A Tennessee school has banned the Harry Potter books from the school library because officials fear that students reading them will recite the spells and conjure demons, The Tennessean reports.
The immensely-popular series of books from author J.K. Rowling are not welcome inside the walls of St. Edward Catholic School in Nashville. In an email to parents, the Rev. Dan Reehil, a pastor at the school, explained why.
“These books present magic as both good and evil, which is not true, but in fact a clever deception. The curses and spells used in the books are actual curses and spells; which when read by a human being risk conjuring evil spirits into the presence of the person reading the text.”
Reehill went on to say that he had consulted “several” exorcists, all of whom advised against allowing the books into the pre-K through eighth-grade school for these reasons.

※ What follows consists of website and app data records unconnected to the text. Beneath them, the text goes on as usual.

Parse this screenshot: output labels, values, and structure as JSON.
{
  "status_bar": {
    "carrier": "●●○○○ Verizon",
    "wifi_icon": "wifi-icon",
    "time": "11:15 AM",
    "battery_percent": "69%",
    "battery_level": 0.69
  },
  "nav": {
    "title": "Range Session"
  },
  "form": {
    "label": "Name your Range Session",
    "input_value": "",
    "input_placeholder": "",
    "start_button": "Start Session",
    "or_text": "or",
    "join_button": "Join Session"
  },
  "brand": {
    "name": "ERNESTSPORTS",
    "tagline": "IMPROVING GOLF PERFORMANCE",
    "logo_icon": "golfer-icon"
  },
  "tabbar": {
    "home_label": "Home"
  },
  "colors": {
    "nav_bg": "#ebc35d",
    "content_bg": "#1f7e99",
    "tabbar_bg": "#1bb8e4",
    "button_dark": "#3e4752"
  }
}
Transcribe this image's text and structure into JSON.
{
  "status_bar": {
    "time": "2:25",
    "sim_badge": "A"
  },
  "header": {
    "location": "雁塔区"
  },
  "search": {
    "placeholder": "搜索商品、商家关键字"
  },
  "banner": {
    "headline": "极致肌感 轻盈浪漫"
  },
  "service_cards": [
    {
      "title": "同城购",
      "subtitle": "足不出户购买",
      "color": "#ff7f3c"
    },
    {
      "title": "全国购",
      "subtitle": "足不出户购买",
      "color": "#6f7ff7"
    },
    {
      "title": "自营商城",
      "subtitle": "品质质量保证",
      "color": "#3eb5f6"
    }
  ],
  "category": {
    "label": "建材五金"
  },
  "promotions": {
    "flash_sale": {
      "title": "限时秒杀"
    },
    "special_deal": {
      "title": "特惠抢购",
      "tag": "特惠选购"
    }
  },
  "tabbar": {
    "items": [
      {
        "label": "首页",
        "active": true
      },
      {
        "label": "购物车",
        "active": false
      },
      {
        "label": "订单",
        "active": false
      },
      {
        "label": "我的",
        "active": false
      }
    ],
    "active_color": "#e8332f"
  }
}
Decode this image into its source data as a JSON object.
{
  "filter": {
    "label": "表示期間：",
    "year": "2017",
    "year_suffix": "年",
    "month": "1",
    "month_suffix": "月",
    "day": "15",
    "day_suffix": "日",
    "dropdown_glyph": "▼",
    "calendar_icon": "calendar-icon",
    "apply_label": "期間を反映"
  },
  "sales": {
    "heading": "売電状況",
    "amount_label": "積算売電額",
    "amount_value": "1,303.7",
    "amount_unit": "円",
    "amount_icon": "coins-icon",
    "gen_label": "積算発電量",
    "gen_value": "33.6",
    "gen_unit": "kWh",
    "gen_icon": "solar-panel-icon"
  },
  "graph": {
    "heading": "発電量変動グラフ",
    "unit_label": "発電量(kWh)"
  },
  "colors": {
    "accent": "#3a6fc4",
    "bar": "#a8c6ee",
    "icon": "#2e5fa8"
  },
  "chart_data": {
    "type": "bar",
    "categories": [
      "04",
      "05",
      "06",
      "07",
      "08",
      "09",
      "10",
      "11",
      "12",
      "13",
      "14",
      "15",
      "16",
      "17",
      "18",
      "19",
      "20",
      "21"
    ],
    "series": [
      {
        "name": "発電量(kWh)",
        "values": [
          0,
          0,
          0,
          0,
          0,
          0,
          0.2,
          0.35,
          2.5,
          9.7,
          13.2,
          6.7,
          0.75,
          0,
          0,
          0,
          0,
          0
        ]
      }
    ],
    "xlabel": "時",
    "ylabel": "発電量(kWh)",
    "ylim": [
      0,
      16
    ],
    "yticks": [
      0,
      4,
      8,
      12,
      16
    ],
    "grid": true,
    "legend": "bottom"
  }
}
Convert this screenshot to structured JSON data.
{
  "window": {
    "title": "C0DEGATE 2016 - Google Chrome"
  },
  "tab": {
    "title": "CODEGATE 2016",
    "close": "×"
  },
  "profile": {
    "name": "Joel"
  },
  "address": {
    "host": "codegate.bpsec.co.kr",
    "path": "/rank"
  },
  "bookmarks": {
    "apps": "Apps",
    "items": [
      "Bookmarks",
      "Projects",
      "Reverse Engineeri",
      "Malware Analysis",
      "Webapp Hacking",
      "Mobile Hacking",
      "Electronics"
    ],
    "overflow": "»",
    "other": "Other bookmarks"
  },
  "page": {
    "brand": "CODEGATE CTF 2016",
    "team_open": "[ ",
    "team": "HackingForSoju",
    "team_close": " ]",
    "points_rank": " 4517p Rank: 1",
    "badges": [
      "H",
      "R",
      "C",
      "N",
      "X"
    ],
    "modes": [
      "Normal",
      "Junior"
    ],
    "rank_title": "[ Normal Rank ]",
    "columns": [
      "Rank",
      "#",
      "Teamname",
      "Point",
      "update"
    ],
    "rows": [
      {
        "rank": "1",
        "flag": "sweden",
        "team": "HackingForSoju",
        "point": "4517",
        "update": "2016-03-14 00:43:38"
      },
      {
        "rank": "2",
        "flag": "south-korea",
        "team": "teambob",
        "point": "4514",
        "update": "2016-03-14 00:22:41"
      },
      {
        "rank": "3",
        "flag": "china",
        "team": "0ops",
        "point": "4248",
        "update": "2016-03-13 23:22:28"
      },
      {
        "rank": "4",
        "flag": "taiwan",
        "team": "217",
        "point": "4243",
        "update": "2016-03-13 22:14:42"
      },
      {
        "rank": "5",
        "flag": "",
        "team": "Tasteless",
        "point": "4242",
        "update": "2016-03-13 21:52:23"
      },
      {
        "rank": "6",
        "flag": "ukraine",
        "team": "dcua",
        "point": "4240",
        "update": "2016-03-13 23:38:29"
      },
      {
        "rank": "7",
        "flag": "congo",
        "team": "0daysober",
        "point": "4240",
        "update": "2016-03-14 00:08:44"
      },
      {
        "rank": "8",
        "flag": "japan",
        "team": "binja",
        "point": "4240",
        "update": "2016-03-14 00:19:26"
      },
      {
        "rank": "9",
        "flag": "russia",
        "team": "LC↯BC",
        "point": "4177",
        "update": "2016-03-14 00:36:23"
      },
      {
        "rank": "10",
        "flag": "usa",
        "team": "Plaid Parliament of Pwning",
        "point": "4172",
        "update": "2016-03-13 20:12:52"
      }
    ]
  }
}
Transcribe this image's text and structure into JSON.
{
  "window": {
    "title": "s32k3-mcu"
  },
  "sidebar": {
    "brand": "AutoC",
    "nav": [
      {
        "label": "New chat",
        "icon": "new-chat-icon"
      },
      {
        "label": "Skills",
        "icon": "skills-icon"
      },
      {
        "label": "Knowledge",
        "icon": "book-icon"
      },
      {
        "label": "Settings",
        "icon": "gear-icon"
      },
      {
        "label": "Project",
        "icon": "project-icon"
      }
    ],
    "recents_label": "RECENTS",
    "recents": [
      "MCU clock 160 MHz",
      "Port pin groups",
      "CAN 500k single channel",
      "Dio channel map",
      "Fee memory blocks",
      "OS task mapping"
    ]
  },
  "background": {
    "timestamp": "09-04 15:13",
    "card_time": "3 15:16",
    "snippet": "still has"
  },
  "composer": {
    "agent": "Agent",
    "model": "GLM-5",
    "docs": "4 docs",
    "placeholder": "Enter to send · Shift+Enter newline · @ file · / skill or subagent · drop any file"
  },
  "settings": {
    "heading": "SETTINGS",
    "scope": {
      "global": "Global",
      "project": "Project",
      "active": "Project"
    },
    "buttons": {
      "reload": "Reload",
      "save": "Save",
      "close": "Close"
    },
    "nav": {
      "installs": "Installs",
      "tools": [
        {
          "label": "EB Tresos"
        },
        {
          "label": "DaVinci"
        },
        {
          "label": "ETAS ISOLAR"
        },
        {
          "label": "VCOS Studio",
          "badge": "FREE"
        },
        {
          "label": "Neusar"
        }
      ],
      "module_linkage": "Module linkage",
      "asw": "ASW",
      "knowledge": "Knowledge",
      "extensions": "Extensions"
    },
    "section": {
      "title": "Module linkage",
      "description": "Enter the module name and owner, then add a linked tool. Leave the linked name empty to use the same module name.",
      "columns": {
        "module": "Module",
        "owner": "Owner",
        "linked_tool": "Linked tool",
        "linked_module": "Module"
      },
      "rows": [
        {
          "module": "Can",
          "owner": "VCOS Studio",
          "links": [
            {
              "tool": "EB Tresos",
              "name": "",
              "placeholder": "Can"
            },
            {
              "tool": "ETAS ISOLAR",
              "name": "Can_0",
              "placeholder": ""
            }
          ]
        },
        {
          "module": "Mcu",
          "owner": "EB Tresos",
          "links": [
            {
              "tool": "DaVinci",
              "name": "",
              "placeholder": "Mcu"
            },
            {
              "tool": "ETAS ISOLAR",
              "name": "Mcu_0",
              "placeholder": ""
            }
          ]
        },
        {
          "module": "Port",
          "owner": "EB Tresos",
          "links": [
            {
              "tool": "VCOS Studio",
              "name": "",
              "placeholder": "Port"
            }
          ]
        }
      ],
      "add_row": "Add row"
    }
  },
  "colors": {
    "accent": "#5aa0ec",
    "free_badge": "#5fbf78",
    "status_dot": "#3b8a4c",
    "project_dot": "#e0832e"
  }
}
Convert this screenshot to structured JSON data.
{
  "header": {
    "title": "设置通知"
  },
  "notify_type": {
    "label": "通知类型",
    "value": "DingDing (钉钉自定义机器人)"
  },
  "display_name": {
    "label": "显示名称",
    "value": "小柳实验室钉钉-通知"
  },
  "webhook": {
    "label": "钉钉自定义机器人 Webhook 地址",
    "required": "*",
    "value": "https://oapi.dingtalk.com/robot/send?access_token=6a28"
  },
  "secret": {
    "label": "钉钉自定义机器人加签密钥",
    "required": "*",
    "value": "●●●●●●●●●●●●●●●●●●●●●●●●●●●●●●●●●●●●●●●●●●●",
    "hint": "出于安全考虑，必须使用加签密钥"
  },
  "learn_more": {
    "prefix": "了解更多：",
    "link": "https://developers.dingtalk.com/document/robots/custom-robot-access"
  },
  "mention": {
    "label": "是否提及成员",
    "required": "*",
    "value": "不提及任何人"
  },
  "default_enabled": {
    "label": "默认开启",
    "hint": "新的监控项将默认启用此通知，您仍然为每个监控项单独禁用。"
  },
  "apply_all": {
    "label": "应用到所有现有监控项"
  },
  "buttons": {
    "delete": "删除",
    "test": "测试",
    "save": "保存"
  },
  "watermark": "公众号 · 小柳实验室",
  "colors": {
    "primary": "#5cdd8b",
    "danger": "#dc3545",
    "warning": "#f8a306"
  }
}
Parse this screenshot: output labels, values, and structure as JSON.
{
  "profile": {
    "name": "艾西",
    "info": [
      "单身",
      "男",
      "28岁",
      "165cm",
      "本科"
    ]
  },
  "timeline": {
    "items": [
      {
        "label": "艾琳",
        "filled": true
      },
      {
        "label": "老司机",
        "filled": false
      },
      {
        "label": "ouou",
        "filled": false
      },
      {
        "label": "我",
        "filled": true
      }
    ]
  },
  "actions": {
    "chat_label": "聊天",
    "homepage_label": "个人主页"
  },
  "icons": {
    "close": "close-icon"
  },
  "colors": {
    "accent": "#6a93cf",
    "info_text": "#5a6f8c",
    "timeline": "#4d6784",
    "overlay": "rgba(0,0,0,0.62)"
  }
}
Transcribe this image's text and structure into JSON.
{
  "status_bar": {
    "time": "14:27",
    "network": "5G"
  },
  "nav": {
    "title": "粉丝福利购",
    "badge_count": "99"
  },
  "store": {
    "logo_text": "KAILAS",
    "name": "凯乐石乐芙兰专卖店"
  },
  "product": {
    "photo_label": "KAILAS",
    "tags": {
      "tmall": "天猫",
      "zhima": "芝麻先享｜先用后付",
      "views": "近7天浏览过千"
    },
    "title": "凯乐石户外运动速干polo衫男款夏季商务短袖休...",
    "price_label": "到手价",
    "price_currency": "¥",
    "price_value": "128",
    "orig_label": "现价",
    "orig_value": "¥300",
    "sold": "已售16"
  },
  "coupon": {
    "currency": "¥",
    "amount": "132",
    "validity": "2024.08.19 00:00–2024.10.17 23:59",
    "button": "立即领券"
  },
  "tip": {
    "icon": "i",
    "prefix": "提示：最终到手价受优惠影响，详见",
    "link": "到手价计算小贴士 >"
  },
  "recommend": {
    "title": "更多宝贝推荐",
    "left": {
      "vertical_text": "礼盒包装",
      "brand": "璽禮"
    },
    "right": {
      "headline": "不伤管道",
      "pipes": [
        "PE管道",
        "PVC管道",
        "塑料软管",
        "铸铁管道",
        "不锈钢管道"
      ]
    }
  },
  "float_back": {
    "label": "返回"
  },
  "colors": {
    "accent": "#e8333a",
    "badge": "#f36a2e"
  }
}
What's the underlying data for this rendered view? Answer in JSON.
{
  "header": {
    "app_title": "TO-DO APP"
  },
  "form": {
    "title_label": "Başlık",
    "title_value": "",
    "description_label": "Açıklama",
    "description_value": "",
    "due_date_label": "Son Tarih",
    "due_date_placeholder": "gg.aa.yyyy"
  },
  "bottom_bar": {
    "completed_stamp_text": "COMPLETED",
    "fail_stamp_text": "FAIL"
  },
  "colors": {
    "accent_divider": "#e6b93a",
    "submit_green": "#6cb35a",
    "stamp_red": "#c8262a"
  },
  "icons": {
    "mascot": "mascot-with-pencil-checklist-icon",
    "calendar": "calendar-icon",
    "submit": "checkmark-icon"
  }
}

Rebecca Hammel, the superintendent of schools for the Catholic Diocese of Nashville, says that, officially, the Catholic Church does not have a position on the Harry Potter books one way or another, instead leaving decisions about their inclusion in schools a matter for the schools’ pastors.
“Each pastor has canonical authority to make such decisions for his parish school. He’s well within his authority to act in that manner,” Hammel said.
#NEW: A Catholic school in Nashville, Tennessee bans the Harry Potter book series from its library, after its pastor took issue with the books' portrayal of magic which could “risk conjuring evil spirits” when read. #OANN https://t.co/zvLpmPVzhM— Jennifer Franco (@jennfranconews) September 2, 2019
Hammel further said that she hopes that parents of kids enrolled in the school will take a page out of the school’s book and ban the books from their homes as well.
The Harry Potter books, which tell the story of the namesake teenage wizard and the magical community that surrounds him, frequently top the list of the American Library Association‘s most banned and challenged books. As the group reports, school officials, parents, and other parties frequently pressure libraries — school libraries and public libraries alike — to remove the books from their shelves. The most commonly-cited reason for banning the books is the allegation that the books promote Satanism or occultism.
According to Good magazine, most of the opposition to the books comes from evangelical Protestant Christians, and not necessarily Catholics. Indeed, not only have pastors, parents, and other individuals associated with evangelical Christianity attempted to get the books banned from libraries, they’ve staged public book burnings, casting the books into the roaring flames.
Other books that frequently make the Library Association’s most banned or challenged books include the Captain Underpants series and To Kill a Mockingbird, among dozens of others.